FROM Jonathan Capehart
Politics and the power of a word There's a new word in this year's political vocabulary: "deplorables" -- first used by Hillary Clinton to describe "half" of Donald Trump's supporters. Trump seized on it as a mistake that betrayed her elitist detachment from the beleaguered working class — and many pundits agreed. But Clinton's not backing away, claiming that elements of Trump's fan base are demonstrating his appeal to racism, sexism and other forms of bigotry. Now the word "deplorables" is fueling both sides of the campaign, appearing on t-shirts, twitter memes and advertisements. Did Clinton commit a gaffe that might cost her dearly or has Trump fallen into a trap that reveals more than he wanted?
Is the Secret Service Keeping the President Safe? The Secret Service is charged with making the White House the safest place in the world. When every agent swears to take a bullet for the President of the United States, the purpose is to create an aura of invincibility. Now that aura is fading.
Will the march for science politicize objective research? Protesters are gathering all over the country for tomorrow's Earth Day March for Science. Since President Trump has proposed massive cuts in basic scientific research, will the movement be perceived as partisan politics — whether scientists themselves like it or not?
"Tough on crime" rhetoric sees a revival at Sessions' DOJ The pendulum swings between treatment-focused approaches to drug abuse and tough law enforcement. Now, after years of Obama-era "reforms," President Trump’s Attorney General, Jeff Sessions wants local police freed from federal restrictions to fight another "war on drugs."

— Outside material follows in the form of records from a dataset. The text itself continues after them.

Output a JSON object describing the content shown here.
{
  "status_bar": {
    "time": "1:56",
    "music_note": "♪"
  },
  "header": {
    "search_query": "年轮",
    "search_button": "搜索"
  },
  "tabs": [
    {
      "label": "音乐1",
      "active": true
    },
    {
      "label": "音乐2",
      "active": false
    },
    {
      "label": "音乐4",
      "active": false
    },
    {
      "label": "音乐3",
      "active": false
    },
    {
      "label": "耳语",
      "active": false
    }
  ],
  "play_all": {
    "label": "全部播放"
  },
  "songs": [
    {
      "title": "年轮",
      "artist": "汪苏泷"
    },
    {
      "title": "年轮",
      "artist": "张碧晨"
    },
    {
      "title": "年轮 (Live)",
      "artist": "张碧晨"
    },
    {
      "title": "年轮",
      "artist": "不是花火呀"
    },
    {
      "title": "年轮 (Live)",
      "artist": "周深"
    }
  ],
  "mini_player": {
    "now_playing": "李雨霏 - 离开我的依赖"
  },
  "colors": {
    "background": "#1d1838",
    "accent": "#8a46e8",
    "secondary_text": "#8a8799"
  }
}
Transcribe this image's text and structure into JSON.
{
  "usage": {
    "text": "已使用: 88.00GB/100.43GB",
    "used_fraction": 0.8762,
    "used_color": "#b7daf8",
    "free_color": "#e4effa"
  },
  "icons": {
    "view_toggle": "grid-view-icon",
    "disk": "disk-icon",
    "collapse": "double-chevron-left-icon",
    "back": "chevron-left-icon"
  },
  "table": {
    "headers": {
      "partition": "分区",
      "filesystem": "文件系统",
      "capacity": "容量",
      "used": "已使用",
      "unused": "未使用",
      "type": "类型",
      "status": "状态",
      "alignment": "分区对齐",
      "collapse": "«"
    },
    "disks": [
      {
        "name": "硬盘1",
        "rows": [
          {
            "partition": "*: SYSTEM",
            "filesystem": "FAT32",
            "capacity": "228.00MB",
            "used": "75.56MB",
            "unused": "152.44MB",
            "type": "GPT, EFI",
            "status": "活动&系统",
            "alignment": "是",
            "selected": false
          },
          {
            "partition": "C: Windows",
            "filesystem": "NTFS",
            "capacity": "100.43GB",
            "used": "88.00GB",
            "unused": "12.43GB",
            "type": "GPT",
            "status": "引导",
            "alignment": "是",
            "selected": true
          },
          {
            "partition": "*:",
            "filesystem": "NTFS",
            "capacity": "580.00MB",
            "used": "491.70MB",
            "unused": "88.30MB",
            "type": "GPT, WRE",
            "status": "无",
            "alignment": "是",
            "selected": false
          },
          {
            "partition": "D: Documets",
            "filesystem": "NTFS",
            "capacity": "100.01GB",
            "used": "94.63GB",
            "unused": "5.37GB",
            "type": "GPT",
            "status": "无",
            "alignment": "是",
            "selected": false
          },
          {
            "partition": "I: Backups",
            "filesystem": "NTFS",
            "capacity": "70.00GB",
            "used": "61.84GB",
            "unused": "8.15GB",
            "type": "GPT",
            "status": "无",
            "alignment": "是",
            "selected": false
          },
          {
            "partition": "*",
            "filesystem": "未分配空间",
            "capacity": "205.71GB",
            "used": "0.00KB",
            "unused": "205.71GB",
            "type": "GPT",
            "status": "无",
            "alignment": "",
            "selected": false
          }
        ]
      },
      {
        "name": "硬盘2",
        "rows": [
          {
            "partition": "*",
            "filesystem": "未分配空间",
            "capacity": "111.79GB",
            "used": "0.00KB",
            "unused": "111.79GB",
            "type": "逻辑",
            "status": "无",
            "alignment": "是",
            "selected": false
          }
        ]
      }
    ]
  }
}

After Syria strike a new Trump doctrine emerges The President who promised an end to entanglements in the Middle East and snuggled up to Vladimir Putin has now outraged Russia with surprise missile attacks on Syria. That's raised questions about who's running the White House? We hear a variety of answers.